◆ What the task requires
With pictures removed, the data below should be returned exactly.

◆ Study material
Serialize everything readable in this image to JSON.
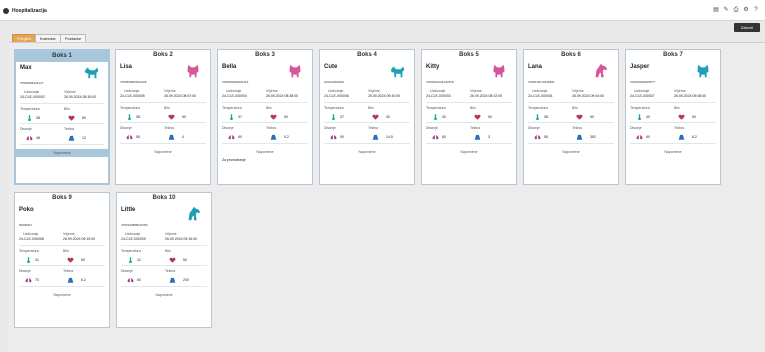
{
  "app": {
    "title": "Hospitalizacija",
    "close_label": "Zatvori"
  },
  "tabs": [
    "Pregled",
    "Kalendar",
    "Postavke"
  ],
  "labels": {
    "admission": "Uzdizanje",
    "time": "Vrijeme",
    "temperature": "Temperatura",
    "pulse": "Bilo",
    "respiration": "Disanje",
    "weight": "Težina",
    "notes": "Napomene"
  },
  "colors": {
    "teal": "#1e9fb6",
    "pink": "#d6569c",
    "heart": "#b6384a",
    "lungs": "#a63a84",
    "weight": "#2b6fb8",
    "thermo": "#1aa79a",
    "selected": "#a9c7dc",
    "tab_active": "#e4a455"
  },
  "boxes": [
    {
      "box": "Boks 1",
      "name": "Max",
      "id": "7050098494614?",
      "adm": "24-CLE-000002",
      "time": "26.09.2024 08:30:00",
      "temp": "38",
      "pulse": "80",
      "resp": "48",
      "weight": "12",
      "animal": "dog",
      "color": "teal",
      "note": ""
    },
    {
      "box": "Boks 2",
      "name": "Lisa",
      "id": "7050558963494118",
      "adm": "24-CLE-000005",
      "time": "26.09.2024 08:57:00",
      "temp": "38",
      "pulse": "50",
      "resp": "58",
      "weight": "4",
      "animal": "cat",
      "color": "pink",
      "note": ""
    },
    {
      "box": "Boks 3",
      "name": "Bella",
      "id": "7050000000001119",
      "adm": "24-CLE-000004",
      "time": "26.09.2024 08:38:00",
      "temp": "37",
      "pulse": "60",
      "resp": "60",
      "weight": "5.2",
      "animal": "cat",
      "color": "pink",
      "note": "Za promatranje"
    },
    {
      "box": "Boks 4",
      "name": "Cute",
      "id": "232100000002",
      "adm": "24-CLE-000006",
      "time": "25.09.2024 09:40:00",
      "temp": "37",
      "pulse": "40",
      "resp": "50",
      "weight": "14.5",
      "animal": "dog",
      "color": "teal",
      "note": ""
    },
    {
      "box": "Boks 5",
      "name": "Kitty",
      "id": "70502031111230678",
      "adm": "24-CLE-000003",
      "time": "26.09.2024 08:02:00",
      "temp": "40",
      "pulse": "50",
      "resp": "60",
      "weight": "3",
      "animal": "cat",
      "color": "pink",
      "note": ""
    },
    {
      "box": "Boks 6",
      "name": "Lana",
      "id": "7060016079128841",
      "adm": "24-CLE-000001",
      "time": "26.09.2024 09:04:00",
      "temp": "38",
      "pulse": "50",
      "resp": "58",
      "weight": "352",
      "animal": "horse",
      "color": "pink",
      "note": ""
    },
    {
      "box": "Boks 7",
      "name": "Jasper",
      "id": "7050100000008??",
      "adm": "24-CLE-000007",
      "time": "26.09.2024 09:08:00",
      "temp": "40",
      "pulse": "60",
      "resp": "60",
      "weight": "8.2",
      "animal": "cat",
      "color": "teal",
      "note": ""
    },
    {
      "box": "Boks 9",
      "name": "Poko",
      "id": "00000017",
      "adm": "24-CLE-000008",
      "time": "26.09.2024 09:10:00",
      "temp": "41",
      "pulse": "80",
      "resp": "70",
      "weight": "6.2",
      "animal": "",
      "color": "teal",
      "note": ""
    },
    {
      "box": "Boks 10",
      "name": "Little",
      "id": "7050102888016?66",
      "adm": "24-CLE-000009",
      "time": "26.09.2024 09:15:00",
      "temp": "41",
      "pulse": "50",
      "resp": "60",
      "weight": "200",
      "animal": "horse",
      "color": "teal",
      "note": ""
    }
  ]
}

◆ Task solution
Serialize everything readable in this image to JSON.
{
  "app": {
    "title": "Hospitalizacija",
    "close_label": "Zatvori"
  },
  "tabs": [
    "Pregled",
    "Kalendar",
    "Postavke"
  ],
  "labels": {
    "admission": "Uzdizanje",
    "time": "Vrijeme",
    "temperature": "Temperatura",
    "pulse": "Bilo",
    "respiration": "Disanje",
    "weight": "Težina",
    "notes": "Napomene"
  },
  "colors": {
    "teal": "#1e9fb6",
    "pink": "#d6569c",
    "heart": "#b6384a",
    "lungs": "#a63a84",
    "weight": "#2b6fb8",
    "thermo": "#1aa79a",
    "selected": "#a9c7dc",
    "tab_active": "#e4a455"
  },
  "boxes": [
    {
      "box": "Boks 1",
      "name": "Max",
      "id": "7050098494614?",
      "adm": "24-CLE-000002",
      "time": "26.09.2024 08:30:00",
      "temp": "38",
      "pulse": "80",
      "resp": "48",
      "weight": "12",
      "animal": "dog",
      "color": "teal",
      "note": ""
    },
    {
      "box": "Boks 2",
      "name": "Lisa",
      "id": "7050558963494118",
      "adm": "24-CLE-000005",
      "time": "26.09.2024 08:57:00",
      "temp": "38",
      "pulse": "50",
      "resp": "58",
      "weight": "4",
      "animal": "cat",
      "color": "pink",
      "note": ""
    },
    {
      "box": "Boks 3",
      "name": "Bella",
      "id": "7050000000001119",
      "adm": "24-CLE-000004",
      "time": "26.09.2024 08:38:00",
      "temp": "37",
      "pulse": "60",
      "resp": "60",
      "weight": "5.2",
      "animal": "cat",
      "color": "pink",
      "note": "Za promatranje"
    },
    {
      "box": "Boks 4",
      "name": "Cute",
      "id": "232100000002",
      "adm": "24-CLE-000006",
      "time": "25.09.2024 09:40:00",
      "temp": "37",
      "pulse": "40",
      "resp": "50",
      "weight": "14.5",
      "animal": "dog",
      "color": "teal",
      "note": ""
    },
    {
      "box": "Boks 5",
      "name": "Kitty",
      "id": "70502031111230678",
      "adm": "24-CLE-000003",
      "time": "26.09.2024 08:02:00",
      "temp": "40",
      "pulse": "50",
      "resp": "60",
      "weight": "3",
      "animal": "cat",
      "color": "pink",
      "note": ""
    },
    {
      "box": "Boks 6",
      "name": "Lana",
      "id": "7060016079128841",
      "adm": "24-CLE-000001",
      "time": "26.09.2024 09:04:00",
      "temp": "38",
      "pulse": "50",
      "resp": "58",
      "weight": "352",
      "animal": "horse",
      "color": "pink",
      "note": ""
    },
    {
      "box": "Boks 7",
      "name": "Jasper",
      "id": "7050100000008??",
      "adm": "24-CLE-000007",
      "time": "26.09.2024 09:08:00",
      "temp": "40",
      "pulse": "60",
      "resp": "60",
      "weight": "8.2",
      "animal": "cat",
      "color": "teal",
      "note": ""
    },
    {
      "box": "Boks 9",
      "name": "Poko",
      "id": "00000017",
      "adm": "24-CLE-000008",
      "time": "26.09.2024 09:10:00",
      "temp": "41",
      "pulse": "80",
      "resp": "70",
      "weight": "6.2",
      "animal": "",
      "color": "teal",
      "note": ""
    },
    {
      "box": "Boks 10",
      "name": "Little",
      "id": "7050102888016?66",
      "adm": "24-CLE-000009",
      "time": "26.09.2024 09:15:00",
      "temp": "41",
      "pulse": "50",
      "resp": "60",
      "weight": "200",
      "animal": "horse",
      "color": "teal",
      "note": ""
    }
  ]
}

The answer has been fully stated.